Top of Materials provided

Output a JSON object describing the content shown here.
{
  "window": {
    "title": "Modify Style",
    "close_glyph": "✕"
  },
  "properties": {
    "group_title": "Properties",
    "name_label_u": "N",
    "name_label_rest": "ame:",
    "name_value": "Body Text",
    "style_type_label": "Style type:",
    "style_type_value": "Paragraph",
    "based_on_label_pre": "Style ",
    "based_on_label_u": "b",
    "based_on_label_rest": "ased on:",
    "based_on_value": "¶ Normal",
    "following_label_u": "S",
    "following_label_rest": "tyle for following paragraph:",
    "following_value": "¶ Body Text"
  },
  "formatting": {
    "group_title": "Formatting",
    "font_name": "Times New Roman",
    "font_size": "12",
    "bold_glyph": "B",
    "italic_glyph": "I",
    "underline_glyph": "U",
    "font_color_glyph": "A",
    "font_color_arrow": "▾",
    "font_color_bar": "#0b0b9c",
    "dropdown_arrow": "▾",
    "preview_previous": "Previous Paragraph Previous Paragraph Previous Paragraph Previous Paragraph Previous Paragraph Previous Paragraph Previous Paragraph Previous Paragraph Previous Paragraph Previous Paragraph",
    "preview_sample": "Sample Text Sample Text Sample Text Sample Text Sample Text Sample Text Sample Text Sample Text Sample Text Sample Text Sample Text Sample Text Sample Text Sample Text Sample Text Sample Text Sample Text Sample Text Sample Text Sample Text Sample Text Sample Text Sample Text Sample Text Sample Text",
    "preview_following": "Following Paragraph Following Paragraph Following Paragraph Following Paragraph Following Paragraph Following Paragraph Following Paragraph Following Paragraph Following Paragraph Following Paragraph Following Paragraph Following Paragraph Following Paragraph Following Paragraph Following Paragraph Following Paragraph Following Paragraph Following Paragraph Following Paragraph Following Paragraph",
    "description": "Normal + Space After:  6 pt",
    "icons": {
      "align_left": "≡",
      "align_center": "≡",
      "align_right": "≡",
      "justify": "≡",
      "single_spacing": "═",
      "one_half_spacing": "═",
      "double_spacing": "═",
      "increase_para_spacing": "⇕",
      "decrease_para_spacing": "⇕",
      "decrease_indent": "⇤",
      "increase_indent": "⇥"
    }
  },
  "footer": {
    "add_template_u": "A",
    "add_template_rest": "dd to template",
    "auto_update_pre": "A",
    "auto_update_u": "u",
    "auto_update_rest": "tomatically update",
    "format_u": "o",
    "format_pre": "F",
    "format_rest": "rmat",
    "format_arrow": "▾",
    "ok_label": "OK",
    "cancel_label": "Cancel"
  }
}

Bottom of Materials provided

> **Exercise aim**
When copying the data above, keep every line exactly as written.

> **Output of the task**
Output a JSON object describing the content shown here.
{
  "window": {
    "title": "Modify Style",
    "close_glyph": "✕"
  },
  "properties": {
    "group_title": "Properties",
    "name_label_u": "N",
    "name_label_rest": "ame:",
    "name_value": "Body Text",
    "style_type_label": "Style type:",
    "style_type_value": "Paragraph",
    "based_on_label_pre": "Style ",
    "based_on_label_u": "b",
    "based_on_label_rest": "ased on:",
    "based_on_value": "¶ Normal",
    "following_label_u": "S",
    "following_label_rest": "tyle for following paragraph:",
    "following_value": "¶ Body Text"
  },
  "formatting": {
    "group_title": "Formatting",
    "font_name": "Times New Roman",
    "font_size": "12",
    "bold_glyph": "B",
    "italic_glyph": "I",
    "underline_glyph": "U",
    "font_color_glyph": "A",
    "font_color_arrow": "▾",
    "font_color_bar": "#0b0b9c",
    "dropdown_arrow": "▾",
    "preview_previous": "Previous Paragraph Previous Paragraph Previous Paragraph Previous Paragraph Previous Paragraph Previous Paragraph Previous Paragraph Previous Paragraph Previous Paragraph Previous Paragraph",
    "preview_sample": "Sample Text Sample Text Sample Text Sample Text Sample Text Sample Text Sample Text Sample Text Sample Text Sample Text Sample Text Sample Text Sample Text Sample Text Sample Text Sample Text Sample Text Sample Text Sample Text Sample Text Sample Text Sample Text Sample Text Sample Text Sample Text",
    "preview_following": "Following Paragraph Following Paragraph Following Paragraph Following Paragraph Following Paragraph Following Paragraph Following Paragraph Following Paragraph Following Paragraph Following Paragraph Following Paragraph Following Paragraph Following Paragraph Following Paragraph Following Paragraph Following Paragraph Following Paragraph Following Paragraph Following Paragraph Following Paragraph",
    "description": "Normal + Space After:  6 pt",
    "icons": {
      "align_left": "≡",
      "align_center": "≡",
      "align_right": "≡",
      "justify": "≡",
      "single_spacing": "═",
      "one_half_spacing": "═",
      "double_spacing": "═",
      "increase_para_spacing": "⇕",
      "decrease_para_spacing": "⇕",
      "decrease_indent": "⇤",
      "increase_indent": "⇥"
    }
  },
  "footer": {
    "add_template_u": "A",
    "add_template_rest": "dd to template",
    "auto_update_pre": "A",
    "auto_update_u": "u",
    "auto_update_rest": "tomatically update",
    "format_u": "o",
    "format_pre": "F",
    "format_rest": "rmat",
    "format_arrow": "▾",
    "ok_label": "OK",
    "cancel_label": "Cancel"
  }
}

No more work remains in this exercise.